It freaks me out really badly when people take narratives I'm familiar and comfortable with and twist them to make them scary. It's particularly bad when it's fairy tales.
Neil Gaiman's "Snow, Glass, Apples" kept me up half the night, and his "The Problem of Susan" pretty much ruined Narnia for me.

And today, as I sat there, peacefully staring at my TV in that brain-in-standby-mode I find so soothing, I stumbled across this:

Great. Has anybody seen my security blanket?

Saturday, 21 March 2009

Michelle Obama's Garden

First of all, I'd like to say that I'm a big fan of Michelle Obama.
She's a great woman, and planting a vegetable garden sends a message I like (not to mention the fact that it's fun).

Having said that, could somebody please explain to me why "Michelle Obama's Vegetable Garden" made the headlines on the Austrian Broadcasting Corporation (ORF [link in German]) today?
What exactly is the news value for non-blog-reading-international-politics-craving Austrians? (Actually, what's the news value for blog-reading-international-politics-craving Austrians? I read about this yesterday.)

Why should we care about this? And what's next? More flag pins?

Just to let you was Dijon mustard.

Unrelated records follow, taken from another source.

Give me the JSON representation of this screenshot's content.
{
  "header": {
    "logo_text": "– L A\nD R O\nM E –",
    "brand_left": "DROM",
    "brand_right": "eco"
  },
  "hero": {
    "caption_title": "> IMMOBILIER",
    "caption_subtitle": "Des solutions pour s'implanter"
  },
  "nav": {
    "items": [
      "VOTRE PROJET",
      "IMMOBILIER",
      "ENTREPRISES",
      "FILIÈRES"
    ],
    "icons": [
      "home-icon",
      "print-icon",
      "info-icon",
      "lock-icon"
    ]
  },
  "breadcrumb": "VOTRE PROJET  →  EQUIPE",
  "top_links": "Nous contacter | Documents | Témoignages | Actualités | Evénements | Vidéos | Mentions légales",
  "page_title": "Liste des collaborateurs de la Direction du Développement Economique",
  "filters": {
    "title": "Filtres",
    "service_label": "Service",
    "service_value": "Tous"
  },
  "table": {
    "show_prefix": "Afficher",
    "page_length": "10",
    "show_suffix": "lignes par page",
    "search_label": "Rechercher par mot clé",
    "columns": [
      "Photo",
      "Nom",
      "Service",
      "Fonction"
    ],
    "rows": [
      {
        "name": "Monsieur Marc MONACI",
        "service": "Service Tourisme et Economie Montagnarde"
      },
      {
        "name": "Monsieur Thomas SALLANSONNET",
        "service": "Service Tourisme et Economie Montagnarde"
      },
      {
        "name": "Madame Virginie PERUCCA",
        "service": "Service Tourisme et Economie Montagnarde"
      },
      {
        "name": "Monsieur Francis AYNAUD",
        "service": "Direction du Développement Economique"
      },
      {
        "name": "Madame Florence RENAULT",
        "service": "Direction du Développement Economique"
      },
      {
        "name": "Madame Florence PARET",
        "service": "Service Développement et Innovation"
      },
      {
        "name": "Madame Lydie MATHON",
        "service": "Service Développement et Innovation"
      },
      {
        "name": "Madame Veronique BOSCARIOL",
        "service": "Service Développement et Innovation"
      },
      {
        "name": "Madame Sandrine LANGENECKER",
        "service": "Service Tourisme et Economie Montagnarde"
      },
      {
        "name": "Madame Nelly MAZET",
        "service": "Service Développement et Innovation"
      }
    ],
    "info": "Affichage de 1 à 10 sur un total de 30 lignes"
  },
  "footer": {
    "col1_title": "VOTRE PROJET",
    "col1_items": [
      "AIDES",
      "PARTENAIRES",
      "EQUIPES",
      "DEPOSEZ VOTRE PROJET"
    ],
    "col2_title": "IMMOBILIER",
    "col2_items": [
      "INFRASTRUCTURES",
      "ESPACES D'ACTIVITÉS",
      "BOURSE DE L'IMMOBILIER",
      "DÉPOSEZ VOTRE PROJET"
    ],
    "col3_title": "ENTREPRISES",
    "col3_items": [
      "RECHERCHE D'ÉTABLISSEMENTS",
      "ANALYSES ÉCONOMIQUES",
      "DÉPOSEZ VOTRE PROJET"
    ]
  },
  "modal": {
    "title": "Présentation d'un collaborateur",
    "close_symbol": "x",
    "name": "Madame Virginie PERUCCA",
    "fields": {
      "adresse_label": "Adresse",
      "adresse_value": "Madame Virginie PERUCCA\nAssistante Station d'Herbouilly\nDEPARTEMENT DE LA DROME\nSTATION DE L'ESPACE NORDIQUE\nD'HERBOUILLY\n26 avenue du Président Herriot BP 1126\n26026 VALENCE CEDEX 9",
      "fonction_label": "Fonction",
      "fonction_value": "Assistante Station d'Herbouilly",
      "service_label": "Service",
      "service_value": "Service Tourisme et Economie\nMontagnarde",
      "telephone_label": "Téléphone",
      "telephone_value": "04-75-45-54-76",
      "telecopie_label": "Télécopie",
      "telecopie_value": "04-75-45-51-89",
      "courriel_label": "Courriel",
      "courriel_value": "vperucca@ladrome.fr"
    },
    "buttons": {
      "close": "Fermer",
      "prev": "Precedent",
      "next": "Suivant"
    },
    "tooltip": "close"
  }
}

Friday, 20 March 2009

More from the Pope

During the busy schedule of his visit to Angola, the Pope found time to ridicule the idea of abortion for health reasons:

"He also criticized what he called the "irony of those who promote abortion as a form of 'maternal' health care." The pope was referring to an African Union agreement signed by Angola and 44 other countries that abortion should be legal in cases of rape, incest or when the mother's life is endangered." [From here.]

If he weren't all about apostolic gravitas, he would totally have added the airquotes to that.

But - fear not - there was also time for genuine irony:

"Particularly disturbing is the crushing yoke of discrimination that women and girls so often endure, not to mention the unspeakable practice of sexual violence and exploitation which causes such humiliation and trauma."

From anybody else, I would greet this statement with energetic agreement. From him, I can't quite get rid the taste of bile in my mouth.